All Are Welcome (ages 4–8) celebrates the bright energy of a diverse community as students from widely varying backgrounds go through their day–together. The text could be a direct descendant from the legacy of Fred Rogers: “No matter how you start your day. / What you wear when you play. / Or if you come from far away. / All are welcome here.” And the bold figures against a white backdrop offer a message of vibrant multiculturalism. As the children—some of whom are differently abled or wearing a hijab—interact, all differences fall away and the book’s overarching theme becomes one of appreciation and inclusion.
It’s no secret I’m a sucker for a good dog book and Good Rosie (ages 5–8), by Kate DiCamillo, does not disappoint. When Rosie feels lonely “in an empty-silver-bowl sort of way,” her owner George takes her to the dog park.

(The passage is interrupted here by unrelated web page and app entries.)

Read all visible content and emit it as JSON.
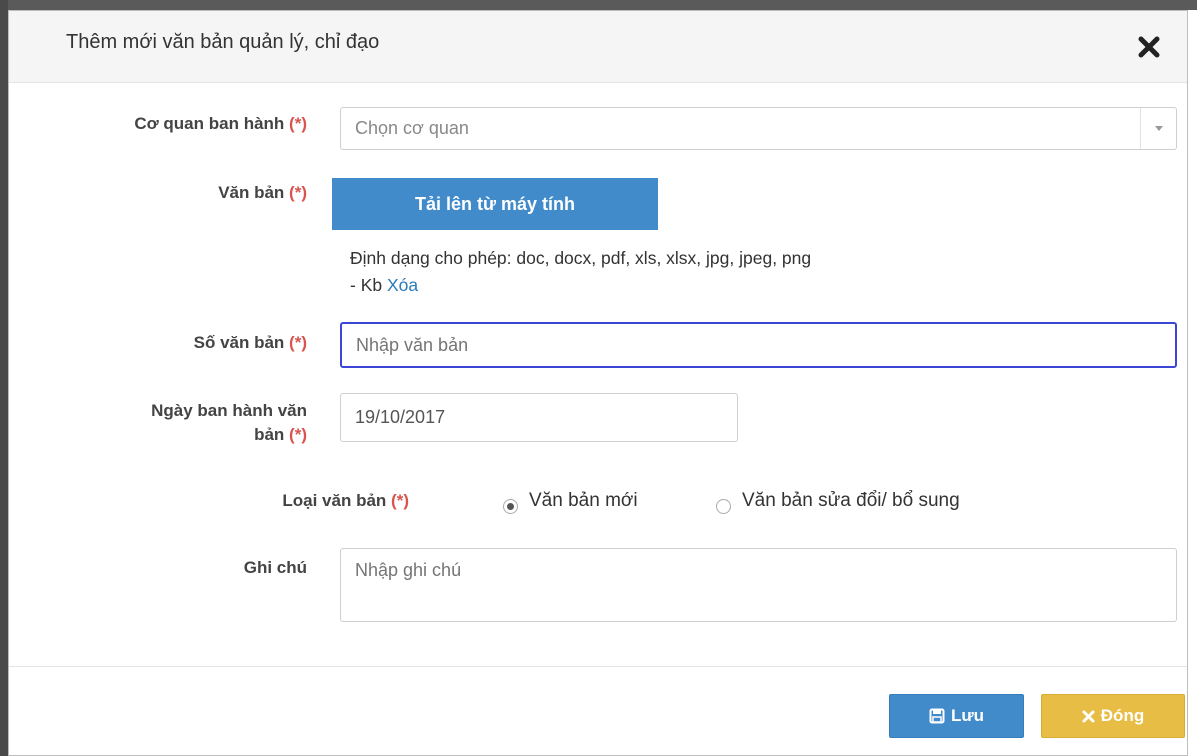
{
  "modal": {
    "title": "Thêm mới văn bản quản lý, chỉ đạo"
  },
  "form": {
    "agency": {
      "label": "Cơ quan ban hành",
      "required_mark": "(*)",
      "placeholder": "Chọn cơ quan"
    },
    "document": {
      "label": "Văn bản",
      "required_mark": "(*)",
      "upload_label": "Tải lên từ máy tính",
      "hint_formats": "Định dạng cho phép: doc, docx, pdf, xls, xlsx, jpg, jpeg, png",
      "hint_size": "- Kb",
      "delete_link": "Xóa"
    },
    "number": {
      "label": "Số văn bản",
      "required_mark": "(*)",
      "placeholder": "Nhập văn bản",
      "value": ""
    },
    "date": {
      "label_line1": "Ngày ban hành văn",
      "label_line2": "bản",
      "required_mark": "(*)",
      "value": "19/10/2017"
    },
    "type": {
      "label": "Loại văn bản",
      "required_mark": "(*)",
      "options": [
        {
          "label": "Văn bản mới",
          "checked": true
        },
        {
          "label": "Văn bản sửa đổi/ bổ sung",
          "checked": false
        }
      ]
    },
    "note": {
      "label": "Ghi chú",
      "placeholder": "Nhập ghi chú"
    }
  },
  "footer": {
    "save_label": "Lưu",
    "close_label": "Đóng"
  },
  "icons": {
    "close": "close-icon",
    "save": "floppy-disk-icon",
    "dismiss": "x-icon"
  },
  "colors": {
    "primary": "#428bca",
    "warning": "#e8bd45",
    "required": "#d9534f",
    "focus": "#3b46d6",
    "link": "#2a7ab8"
  }
}
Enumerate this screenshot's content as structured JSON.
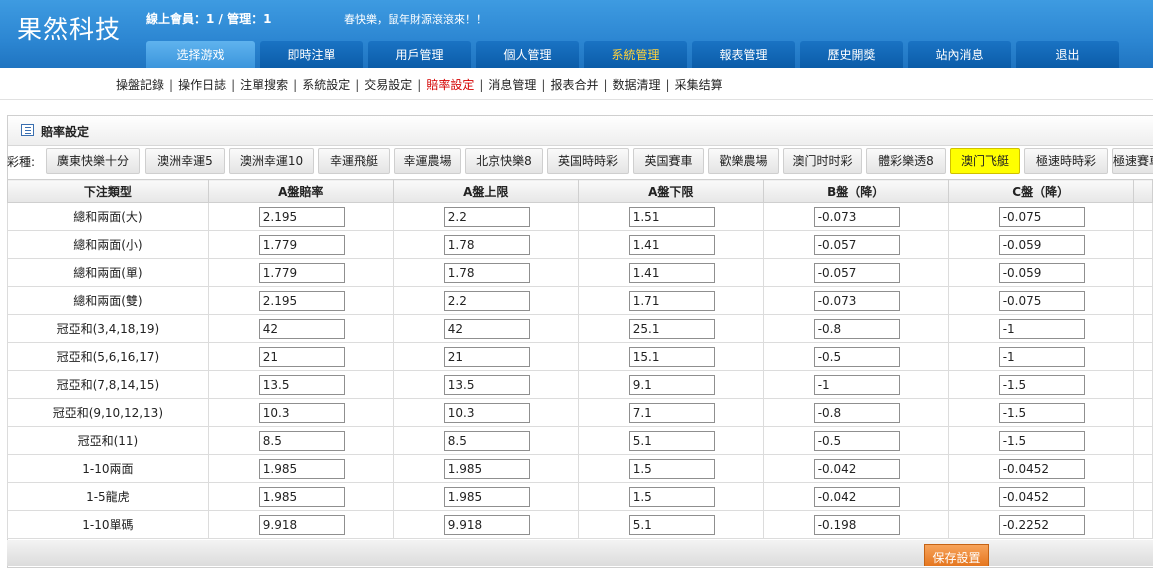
{
  "header": {
    "brand": "果然科技",
    "online": "線上會員：1 / 管理：1",
    "greeting": "春快樂，鼠年財源滾滾來！！"
  },
  "nav": {
    "tabs": [
      "选择游戏",
      "即時注單",
      "用戶管理",
      "個人管理",
      "系統管理",
      "報表管理",
      "歷史開獎",
      "站內消息",
      "退出"
    ]
  },
  "subnav": {
    "items": [
      "操盤記錄",
      "操作日誌",
      "注單搜索",
      "系統設定",
      "交易設定",
      "賠率設定",
      "消息管理",
      "报表合并",
      "数据清理",
      "采集结算"
    ]
  },
  "panel": {
    "title": "賠率設定"
  },
  "lottery": {
    "label": "彩種:",
    "items": [
      "廣東快樂十分",
      "澳洲幸運5",
      "澳洲幸運10",
      "幸運飛艇",
      "幸運農場",
      "北京快樂8",
      "英国時時彩",
      "英国賽車",
      "歡樂農場",
      "澳门时时彩",
      "體彩樂透8",
      "澳门飞艇",
      "極速時時彩",
      "極速賽車"
    ],
    "active": "澳门飞艇"
  },
  "table": {
    "headers": [
      "下注類型",
      "A盤賠率",
      "A盤上限",
      "A盤下限",
      "B盤（降）",
      "C盤（降）"
    ],
    "rows": [
      [
        "總和兩面(大)",
        "2.195",
        "2.2",
        "1.51",
        "-0.073",
        "-0.075"
      ],
      [
        "總和兩面(小)",
        "1.779",
        "1.78",
        "1.41",
        "-0.057",
        "-0.059"
      ],
      [
        "總和兩面(單)",
        "1.779",
        "1.78",
        "1.41",
        "-0.057",
        "-0.059"
      ],
      [
        "總和兩面(雙)",
        "2.195",
        "2.2",
        "1.71",
        "-0.073",
        "-0.075"
      ],
      [
        "冠亞和(3,4,18,19)",
        "42",
        "42",
        "25.1",
        "-0.8",
        "-1"
      ],
      [
        "冠亞和(5,6,16,17)",
        "21",
        "21",
        "15.1",
        "-0.5",
        "-1"
      ],
      [
        "冠亞和(7,8,14,15)",
        "13.5",
        "13.5",
        "9.1",
        "-1",
        "-1.5"
      ],
      [
        "冠亞和(9,10,12,13)",
        "10.3",
        "10.3",
        "7.1",
        "-0.8",
        "-1.5"
      ],
      [
        "冠亞和(11)",
        "8.5",
        "8.5",
        "5.1",
        "-0.5",
        "-1.5"
      ],
      [
        "1-10兩面",
        "1.985",
        "1.985",
        "1.5",
        "-0.042",
        "-0.0452"
      ],
      [
        "1-5龍虎",
        "1.985",
        "1.985",
        "1.5",
        "-0.042",
        "-0.0452"
      ],
      [
        "1-10單碼",
        "9.918",
        "9.918",
        "5.1",
        "-0.198",
        "-0.2252"
      ]
    ]
  },
  "footer": {
    "save_label": "保存設置"
  },
  "colors": {
    "header_blue": "#2c86d2",
    "nav_tab": "#0b5ca8",
    "active_tab_text": "#ffd23a",
    "active_subnav": "#d40000",
    "active_lottery": "#ffff00",
    "save_button": "#e5761f"
  }
}
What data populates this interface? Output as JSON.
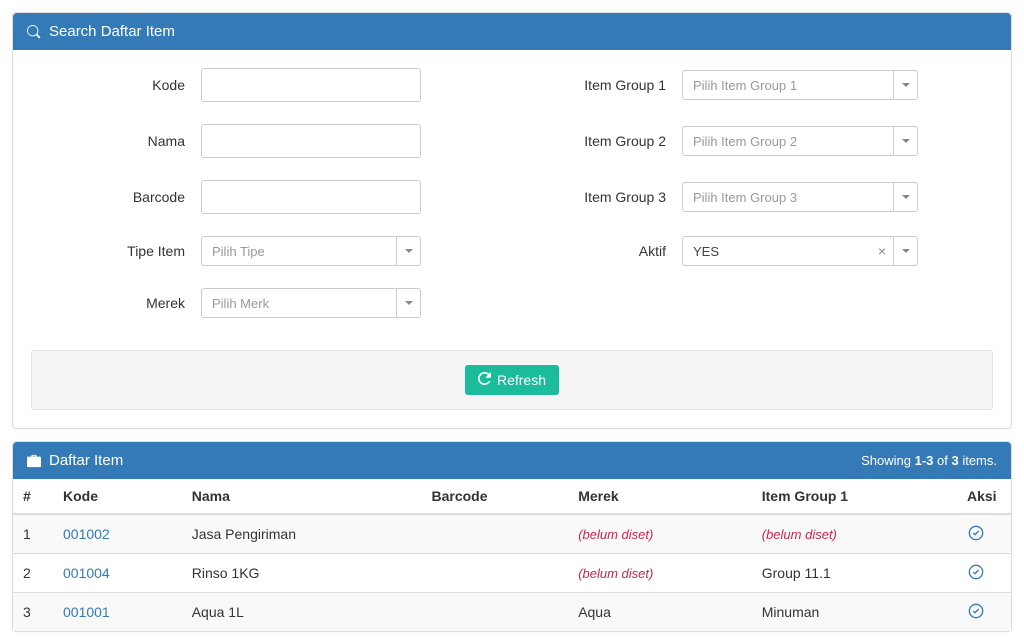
{
  "search_panel": {
    "title": "Search Daftar Item",
    "left": {
      "kode": {
        "label": "Kode",
        "value": ""
      },
      "nama": {
        "label": "Nama",
        "value": ""
      },
      "barcode": {
        "label": "Barcode",
        "value": ""
      },
      "tipe": {
        "label": "Tipe Item",
        "placeholder": "Pilih Tipe",
        "value": ""
      },
      "merek": {
        "label": "Merek",
        "placeholder": "Pilih Merk",
        "value": ""
      }
    },
    "right": {
      "group1": {
        "label": "Item Group 1",
        "placeholder": "Pilih Item Group 1",
        "value": ""
      },
      "group2": {
        "label": "Item Group 2",
        "placeholder": "Pilih Item Group 2",
        "value": ""
      },
      "group3": {
        "label": "Item Group 3",
        "placeholder": "Pilih Item Group 3",
        "value": ""
      },
      "aktif": {
        "label": "Aktif",
        "value": "YES"
      }
    },
    "refresh_label": "Refresh"
  },
  "list_panel": {
    "title": "Daftar Item",
    "summary_prefix": "Showing ",
    "summary_range": "1-3",
    "summary_mid": " of ",
    "summary_total": "3",
    "summary_suffix": " items.",
    "columns": {
      "num": "#",
      "kode": "Kode",
      "nama": "Nama",
      "barcode": "Barcode",
      "merek": "Merek",
      "group1": "Item Group 1",
      "aksi": "Aksi"
    },
    "not_set": "(belum diset)",
    "rows": [
      {
        "num": "1",
        "kode": "001002",
        "nama": "Jasa Pengiriman",
        "barcode": "",
        "merek": null,
        "group1": null
      },
      {
        "num": "2",
        "kode": "001004",
        "nama": "Rinso 1KG",
        "barcode": "",
        "merek": null,
        "group1": "Group 11.1"
      },
      {
        "num": "3",
        "kode": "001001",
        "nama": "Aqua 1L",
        "barcode": "",
        "merek": "Aqua",
        "group1": "Minuman"
      }
    ]
  }
}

At first Rosie doesn’t take to the other dogs, especially tiny, high-strung Fifi or big, drooly Maurice. But when conflict breaks out and the peace of the dog park is threatened, Rosie learns to overcome her shyness and new friendships are formed. This picture book/graphic novel/easy reader hybrid is perfect for those kids who might be a little nervous about the first day of school and making new friends.
Dreamers (ages 4–8) depicts, in gorgeous colors and Mexican motifs, the journey of a young mother and her son as they settle in the United States. As mother and son explore San Francisco, they figure out the rules of their new home. Public fountains, for instance, are not for playing in, and public libraries are vast wonderlands where you can borrow almost anything. As they learn to live in two cultures, they discover how to bring forth their own unique gifts. Inspired by author and illustrator Yuyi Morales’s own journey from Mexico to the United States in 1994, this is a vivid and timely story of hope, creativity, and contribution. It is also available in Spanish with the title Sonadores.
An intrepid orange tabby demonstrates the concept of mapping in Mapping Sam (ages 4–8). Once her family is safely asleep, Sam sets out to explore her neighborhood. As Sam goes from one spot to the next, readers are introduced to not only basic map-reading skills but different kinds of visual pathfinders, including blueprints, constellation charts, and even anatomical diagrams. Author Joyce Hesselbreth introduces new cartography concepts, such as what a “compass rose” is and how to orient oneself using familiar landmarks, and does so in a fascinatingly relational way. This is essential reading for a generation of kids being raised with GPS and Siri.